(3) conduct derivation proceedings pursuant to section 135; and
(4) conduct inter partes reviews and post-grant reviews pursuant to chapters 31 and 32.
(§ 6(b)) by panels of at least three administrative patent judges (§ 6(c)). Duly constituted panels of APJs are the only fora empowered under the new § 6 to grant rehearings (§ 6(c)). This portion of the bill also provides a correction for situations as occurred in the previous administration where there was a question of whether certain APJs were constitutionally appointed; § 6(d) provides that it will be considered a defense to any challenge that an APJ was not properly appointed that the APJ was acting as a "de facto officer."
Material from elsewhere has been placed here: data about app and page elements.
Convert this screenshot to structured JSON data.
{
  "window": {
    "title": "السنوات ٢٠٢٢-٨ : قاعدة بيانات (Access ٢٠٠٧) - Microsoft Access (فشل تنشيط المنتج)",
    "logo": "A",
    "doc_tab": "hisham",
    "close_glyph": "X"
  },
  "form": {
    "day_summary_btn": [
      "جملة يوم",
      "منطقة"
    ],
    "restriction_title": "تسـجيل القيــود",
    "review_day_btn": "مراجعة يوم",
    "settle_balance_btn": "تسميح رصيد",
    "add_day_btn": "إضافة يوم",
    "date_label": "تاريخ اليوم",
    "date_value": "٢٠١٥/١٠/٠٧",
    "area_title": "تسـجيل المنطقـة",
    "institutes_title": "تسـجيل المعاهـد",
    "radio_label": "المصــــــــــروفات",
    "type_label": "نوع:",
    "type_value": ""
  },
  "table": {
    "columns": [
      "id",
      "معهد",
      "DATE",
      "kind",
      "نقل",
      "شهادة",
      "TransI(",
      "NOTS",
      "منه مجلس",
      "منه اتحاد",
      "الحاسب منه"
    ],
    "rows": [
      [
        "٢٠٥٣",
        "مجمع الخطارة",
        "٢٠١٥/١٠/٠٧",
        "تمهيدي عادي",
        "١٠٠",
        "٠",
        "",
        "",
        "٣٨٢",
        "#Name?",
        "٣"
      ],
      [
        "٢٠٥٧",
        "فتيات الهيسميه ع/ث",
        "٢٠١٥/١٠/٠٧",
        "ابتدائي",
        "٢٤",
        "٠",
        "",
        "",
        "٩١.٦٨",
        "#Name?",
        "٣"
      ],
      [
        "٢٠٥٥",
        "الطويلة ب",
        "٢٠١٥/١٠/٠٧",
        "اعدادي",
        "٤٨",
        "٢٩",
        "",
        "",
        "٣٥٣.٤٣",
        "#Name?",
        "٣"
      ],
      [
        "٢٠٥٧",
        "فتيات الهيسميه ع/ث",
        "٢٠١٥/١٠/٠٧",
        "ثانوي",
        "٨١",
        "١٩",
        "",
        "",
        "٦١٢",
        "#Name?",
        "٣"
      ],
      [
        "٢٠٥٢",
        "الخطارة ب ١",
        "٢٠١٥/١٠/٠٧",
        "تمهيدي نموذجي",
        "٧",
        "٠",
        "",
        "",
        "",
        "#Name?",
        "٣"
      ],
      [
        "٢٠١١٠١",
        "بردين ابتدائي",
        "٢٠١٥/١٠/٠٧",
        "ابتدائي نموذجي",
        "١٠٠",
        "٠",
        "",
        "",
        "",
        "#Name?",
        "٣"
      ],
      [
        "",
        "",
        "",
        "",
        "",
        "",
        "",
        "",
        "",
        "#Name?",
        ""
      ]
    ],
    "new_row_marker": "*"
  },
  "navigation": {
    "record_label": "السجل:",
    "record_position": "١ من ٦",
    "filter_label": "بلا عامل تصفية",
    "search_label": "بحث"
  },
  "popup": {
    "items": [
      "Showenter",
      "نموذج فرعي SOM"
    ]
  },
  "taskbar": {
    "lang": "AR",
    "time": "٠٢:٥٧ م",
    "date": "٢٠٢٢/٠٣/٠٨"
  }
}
Section 6(b) of S. 23 amends § 134 to remove reference to third party requestor rights to appeal an adverse decision by the Director not to grant an inter partes reexamination (pursuant to the changes in inter partes reexamination rules; see "Post-grant Review Provisions of S. 23") and Section 6(c)(1) amends § 141 to be consistent with provisions of the revised inter partes reexamination rules and the new post-grant review rules, and includes ex parte and supplemental examinations under Sections 7 and 10 of the bill, that appeals from adverse decisions in those proceedings can only be appealed to the Court of Appeals for the Federal Circuit (§ 141(c)). For derivation proceedings, the revised § 141 provides that appeals be heard by the Federal Circuit, but "such appeal shall be dismissed if any adverse party to such derivation proceeding, within 20 days after the appellant has filed notice of appeal in accordance with section 142, files notice with the Director that the party elects to have all further proceedings conducted as provided in section 146" (§ 141(d)). However, "[i]f the appellant does not, within 30 days after the filing of such notice by the adverse party, file a civil action under section 146, the Board's decision shall govern the further proceedings in the case." Section 6(c)(2) amends 28 U.S.C. § 1295(a)(4)(A) to include the jurisdiction of the PTAB under the provisions granting a right to a civil action under 35 U.S.C. §§ 145 or 146, and Section 6(c)(3) of the bill grants the Director the right to intervene in an appeal under 35 U.S.C. § 143 from a decision of the PTAB in a derivation proceeding, an inter partes reexamination or a decision on post-grant review, as well as the obligation to submit to the appellate court in writing "the grounds for the decision of the Patent and Trademark Office, addressing all of the issues raised in the appeal."
The effective date of these provisions under Section 6(d) is one year after the date of enactment of the bill into law, with the exceptions that the jurisdiction of the Federal Circuit over appeals of reexamination decisions extends to any decisions of the current BPAI "with respect to a reexamination that is entered before, on, or after the date of the enactment of this Act" (Section 6(d)(1)); the amendments of §§ 6, 134, and 141 shall not go into effect for any inter partes reexaminations requested prior to one year after the enactment date (Section 6(d)(2)); (curiously), "the Patent Trial and Appeal Board may be deemed to be the Board of Patent Appeals and Interferences for purposes of appeals of inter partes reexaminations that are requested under section 311 prior to the date that is 1 year after the date of the enactment of this Act" (Section 6(d)(3)); and the right of the Director to intervene in an appeal under 35 U.S.C. § 143 from a decision of the PTAB in a derivation proceeding, an inter partes reexamination or a decision on post-grant review will extend to inter partes reexaminations requested "prior to the date that is 1 year after the date of the enactment of this Act" (Section 6(d)(4)).